4."Narration to "Tonight He Grins Again""0:18
5."Tonight He Grins Again"3:26
6."Narration to "Strange Reality""0:35
7."Strange Reality"4:54
8."Narration to "A Little Too Far""0:16
9."A Little Too Far"3:23
10."Narration to "You're Alive""0:25
11."You're Alive"1:51
12."Narration to "Sammy and Tex""0:17
13."Sammy and Tex"3:06
14."Narration to "St. Patrick's""0:42
15."St. Patrick's"4:15
16."Narration to "Can You Hear Me Now""0:30
17."Can You Hear Me Now"5:09
18."Narration to "New York City Don't Mean Nothing""0:57
19."New York City Don't Mean Nothing"3:59
20."Narration to "Ghost in the Ruins""0:21
21."Ghost in the Ruins"5:29
22."Narration to "If I Go Away""0:15
23."If I Go Away"5:15
24."Narration to "Agony and Ecstasy""0:22
25."Agony and Ecstasy"3:32
26."Narration to "Heal My Soul""2:03
27."Heal My Soul"2:33
28."Narration to "Somewhere in Time""0:37
29."Somewhere in Time"3:15
30."Believe"5:41
31."Larry Elbows" (previously unreleased)4:09

Personnel[edit]

Savatage
Additional musicians
  • Robert Kinkel – keyboards, Children's Choir conductor
  • Children's Choir – intro (Mozart's Magic Flute) and background vocals on "Streets"
  • Elena Doria – Children's Choir director
  • Abi Reid – female background vocals
  • John Zahner – keyboards, rhythm guitar, backing vocals (touring member)
Production
  • Paul O'Neill – producer
  • John Kayne, James A. Ball – engineers
  • Scott Burns, Judd Packer, Noah Baron, Tim Hatfield – additional engineering
  • Joe Daley, Scott Pizzo, J'Kael Trstram, Jay DeVito – assistant engineers
  • Greg Calbi – mastering at Sterling Sound, New York
  • Chris Fountain, Kurt Johnson – technical assistants
  • Bob Defrin - cover design
  • Tory Chartier – cover development
  • William Hames – photography
  • Gary Smith – back cover illustration

Charts[edit]

Year Chart Position
1991 Billboard Heatseekers Albums (US)[10] 31

References[edit]

  1. ^ a b c d e "Savatage FAQ: Section 2 - The Albums Part1". Savatage Official Website.
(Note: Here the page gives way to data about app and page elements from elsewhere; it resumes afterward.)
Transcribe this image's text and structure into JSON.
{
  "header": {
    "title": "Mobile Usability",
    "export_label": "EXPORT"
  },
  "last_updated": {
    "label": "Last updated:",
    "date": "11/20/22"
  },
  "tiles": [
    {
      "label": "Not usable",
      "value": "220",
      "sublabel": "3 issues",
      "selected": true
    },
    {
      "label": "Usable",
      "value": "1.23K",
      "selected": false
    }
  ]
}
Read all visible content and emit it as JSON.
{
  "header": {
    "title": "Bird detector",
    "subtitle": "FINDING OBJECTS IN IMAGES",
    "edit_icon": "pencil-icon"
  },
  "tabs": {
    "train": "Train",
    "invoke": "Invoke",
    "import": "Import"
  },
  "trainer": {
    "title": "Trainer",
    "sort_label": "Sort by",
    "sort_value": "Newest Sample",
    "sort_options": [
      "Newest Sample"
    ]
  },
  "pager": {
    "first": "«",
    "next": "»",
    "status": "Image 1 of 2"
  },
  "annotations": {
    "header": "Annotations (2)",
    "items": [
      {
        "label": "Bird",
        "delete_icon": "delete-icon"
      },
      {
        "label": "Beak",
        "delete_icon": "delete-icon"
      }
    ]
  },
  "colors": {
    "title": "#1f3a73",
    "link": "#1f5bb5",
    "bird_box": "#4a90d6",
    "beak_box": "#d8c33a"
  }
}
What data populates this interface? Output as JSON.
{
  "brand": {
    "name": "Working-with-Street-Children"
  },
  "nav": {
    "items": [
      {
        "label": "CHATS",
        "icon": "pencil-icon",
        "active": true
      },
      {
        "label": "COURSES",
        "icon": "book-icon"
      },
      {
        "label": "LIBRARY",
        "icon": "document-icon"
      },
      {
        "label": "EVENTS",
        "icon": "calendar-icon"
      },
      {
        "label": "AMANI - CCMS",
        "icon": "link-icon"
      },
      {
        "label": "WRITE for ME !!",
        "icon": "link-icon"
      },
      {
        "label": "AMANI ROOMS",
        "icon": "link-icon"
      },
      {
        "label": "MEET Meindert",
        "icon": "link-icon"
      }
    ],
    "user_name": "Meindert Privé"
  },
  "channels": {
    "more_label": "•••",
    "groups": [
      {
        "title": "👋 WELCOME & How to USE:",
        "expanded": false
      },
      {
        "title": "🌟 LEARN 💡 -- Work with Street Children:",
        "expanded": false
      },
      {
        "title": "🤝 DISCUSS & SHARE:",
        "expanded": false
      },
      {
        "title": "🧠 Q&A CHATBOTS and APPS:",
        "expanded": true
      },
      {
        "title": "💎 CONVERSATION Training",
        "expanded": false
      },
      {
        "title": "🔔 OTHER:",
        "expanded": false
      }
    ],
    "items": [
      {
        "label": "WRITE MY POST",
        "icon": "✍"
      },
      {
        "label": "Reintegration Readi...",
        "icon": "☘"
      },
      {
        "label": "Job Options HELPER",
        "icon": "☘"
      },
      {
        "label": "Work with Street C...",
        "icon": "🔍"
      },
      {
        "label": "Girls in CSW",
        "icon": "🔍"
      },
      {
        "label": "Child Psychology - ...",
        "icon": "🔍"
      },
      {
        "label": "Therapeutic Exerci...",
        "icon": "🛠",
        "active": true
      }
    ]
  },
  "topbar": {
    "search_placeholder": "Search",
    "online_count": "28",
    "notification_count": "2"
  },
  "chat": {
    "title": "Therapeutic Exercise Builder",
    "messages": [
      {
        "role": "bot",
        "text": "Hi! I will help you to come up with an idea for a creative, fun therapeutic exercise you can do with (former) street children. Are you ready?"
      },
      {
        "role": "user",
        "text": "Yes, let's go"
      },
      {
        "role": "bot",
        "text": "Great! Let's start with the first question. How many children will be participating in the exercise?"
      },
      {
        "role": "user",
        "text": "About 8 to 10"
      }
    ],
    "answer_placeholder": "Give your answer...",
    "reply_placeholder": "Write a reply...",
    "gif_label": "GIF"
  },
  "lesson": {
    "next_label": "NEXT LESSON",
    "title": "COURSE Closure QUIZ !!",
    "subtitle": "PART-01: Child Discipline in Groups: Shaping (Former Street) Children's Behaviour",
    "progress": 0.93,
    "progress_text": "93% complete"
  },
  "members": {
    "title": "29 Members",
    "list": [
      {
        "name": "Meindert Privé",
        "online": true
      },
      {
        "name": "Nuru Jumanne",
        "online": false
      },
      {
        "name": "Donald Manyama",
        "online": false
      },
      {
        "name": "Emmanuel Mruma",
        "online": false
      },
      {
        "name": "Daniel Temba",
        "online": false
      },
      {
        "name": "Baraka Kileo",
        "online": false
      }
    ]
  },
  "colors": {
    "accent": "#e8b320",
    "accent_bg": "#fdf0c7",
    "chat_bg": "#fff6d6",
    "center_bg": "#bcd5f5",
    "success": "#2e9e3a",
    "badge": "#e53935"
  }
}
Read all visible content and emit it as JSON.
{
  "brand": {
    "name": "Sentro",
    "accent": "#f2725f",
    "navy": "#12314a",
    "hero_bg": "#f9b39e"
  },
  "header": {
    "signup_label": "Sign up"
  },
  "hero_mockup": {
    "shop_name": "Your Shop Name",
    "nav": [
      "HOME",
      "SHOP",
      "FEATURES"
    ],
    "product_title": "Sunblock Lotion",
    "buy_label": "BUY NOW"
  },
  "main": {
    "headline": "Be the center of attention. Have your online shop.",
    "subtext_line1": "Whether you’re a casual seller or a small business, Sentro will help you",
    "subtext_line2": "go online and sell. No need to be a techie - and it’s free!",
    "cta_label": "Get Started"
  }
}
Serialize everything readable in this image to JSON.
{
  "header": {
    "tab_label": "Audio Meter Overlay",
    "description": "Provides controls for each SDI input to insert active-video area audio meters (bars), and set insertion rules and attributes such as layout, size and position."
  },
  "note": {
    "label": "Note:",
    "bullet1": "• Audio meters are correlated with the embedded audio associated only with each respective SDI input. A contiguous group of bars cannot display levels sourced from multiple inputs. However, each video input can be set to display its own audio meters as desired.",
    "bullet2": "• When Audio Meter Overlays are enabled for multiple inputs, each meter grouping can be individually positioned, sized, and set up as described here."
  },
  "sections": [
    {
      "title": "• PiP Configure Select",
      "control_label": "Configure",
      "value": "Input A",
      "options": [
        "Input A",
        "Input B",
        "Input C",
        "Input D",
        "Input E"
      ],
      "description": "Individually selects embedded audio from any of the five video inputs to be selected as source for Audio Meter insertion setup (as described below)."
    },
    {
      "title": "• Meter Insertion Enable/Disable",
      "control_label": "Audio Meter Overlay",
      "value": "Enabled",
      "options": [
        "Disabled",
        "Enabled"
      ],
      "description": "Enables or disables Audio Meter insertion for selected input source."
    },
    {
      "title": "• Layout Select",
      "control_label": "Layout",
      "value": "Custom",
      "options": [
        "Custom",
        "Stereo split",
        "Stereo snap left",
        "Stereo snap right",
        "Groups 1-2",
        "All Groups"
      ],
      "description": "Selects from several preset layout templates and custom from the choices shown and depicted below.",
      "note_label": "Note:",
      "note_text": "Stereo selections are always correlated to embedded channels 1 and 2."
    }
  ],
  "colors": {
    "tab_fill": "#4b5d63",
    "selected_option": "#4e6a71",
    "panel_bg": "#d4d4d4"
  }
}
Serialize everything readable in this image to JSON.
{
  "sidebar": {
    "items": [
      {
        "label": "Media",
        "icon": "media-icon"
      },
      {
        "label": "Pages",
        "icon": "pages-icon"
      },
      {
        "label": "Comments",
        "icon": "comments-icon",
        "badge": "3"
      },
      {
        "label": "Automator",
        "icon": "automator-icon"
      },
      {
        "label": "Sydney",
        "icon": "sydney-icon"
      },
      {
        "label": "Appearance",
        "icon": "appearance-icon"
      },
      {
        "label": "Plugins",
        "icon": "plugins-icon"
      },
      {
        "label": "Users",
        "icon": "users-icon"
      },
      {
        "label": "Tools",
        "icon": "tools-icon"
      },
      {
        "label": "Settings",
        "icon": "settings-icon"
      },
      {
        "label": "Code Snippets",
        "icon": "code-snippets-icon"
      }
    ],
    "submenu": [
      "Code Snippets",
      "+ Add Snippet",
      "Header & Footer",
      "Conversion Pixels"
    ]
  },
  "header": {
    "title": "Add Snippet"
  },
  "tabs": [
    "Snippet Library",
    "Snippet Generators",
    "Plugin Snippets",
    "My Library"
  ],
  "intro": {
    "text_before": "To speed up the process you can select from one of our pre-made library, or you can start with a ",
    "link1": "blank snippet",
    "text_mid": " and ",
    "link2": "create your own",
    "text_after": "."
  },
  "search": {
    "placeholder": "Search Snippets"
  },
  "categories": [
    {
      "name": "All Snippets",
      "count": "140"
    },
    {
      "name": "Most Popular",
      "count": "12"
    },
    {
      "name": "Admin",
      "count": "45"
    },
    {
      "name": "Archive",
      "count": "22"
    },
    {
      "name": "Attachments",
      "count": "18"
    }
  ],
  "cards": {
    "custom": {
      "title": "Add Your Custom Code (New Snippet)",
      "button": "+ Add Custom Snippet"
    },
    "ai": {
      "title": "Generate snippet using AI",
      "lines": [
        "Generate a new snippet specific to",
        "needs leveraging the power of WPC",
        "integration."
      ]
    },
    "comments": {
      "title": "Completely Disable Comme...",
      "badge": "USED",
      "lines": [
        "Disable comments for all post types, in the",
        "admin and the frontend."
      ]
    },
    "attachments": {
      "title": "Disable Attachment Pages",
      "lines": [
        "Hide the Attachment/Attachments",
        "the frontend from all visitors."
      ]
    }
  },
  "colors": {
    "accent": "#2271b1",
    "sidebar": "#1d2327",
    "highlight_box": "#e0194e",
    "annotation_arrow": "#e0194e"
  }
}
Retrieved April 7, 2018.
  2. ^ a b c d e Proplesch, Richard (September 1991). "Straight talk about Streets: A Rock Opera". Players. Retrieved April 7, 2018.
  3. ^ a b c d e Jon, Oliva (2011). Streets: A Rock Opera (CD Booklet). Savatage. Hamburg, Germany: Edel AG. 0204062ERE.
  4. ^ "Savatage release the final chapter of their successful re-issue series "Streets : A Rock Opera. Narrated Version + The Video Collection ( CD+DVD )" on September 27th , 2013 via earMUSIC" (PDF) (Press release). earMUSIC. August 13, 2013. Retrieved April 7, 2018.
  5. ^ Orens, Geoff. "Savatage - Streets: A Rock Opera review". AllMusic. All Media Network. Retrieved April 7, 2018.
  6. ^ Popoff, Martin (August 1, 2007). The Collector's Guide to Heavy Metal: Volume 3: The Nineties. Burlington, Ontario, Canada: Collector's Guide Publishing. p. 383. ISBN 978-1-894959-62-9.
  7. ^ Schnädelbach, Uwe (October 1991). "Savatage – Streets —- A Rock Opera" (in German). Metal Hammer. Retrieved 2018-05-08.
  8. ^ Kühnemund, Götz (1991). "Review Dynamit: Savatage - Streets A Rock Opera". Rock Hard (in German). No. 54. Retrieved May 31, 2013.
  9. ^ [...], Rock Hard (Hrsg.). [Red.: Michael Rensen. Mitarb.: Götz Kühnemund] (2005). Best of Rock & Metal die 500 stärksten Scheiben aller Zeiten. Königswinter: Heel. p. 88. ISBN 3-89880-517-4.
  10. ^ "Savatage Chart History: Heatseekers Albums". Billboard.com. Billboard. Retrieved April 22, 2018.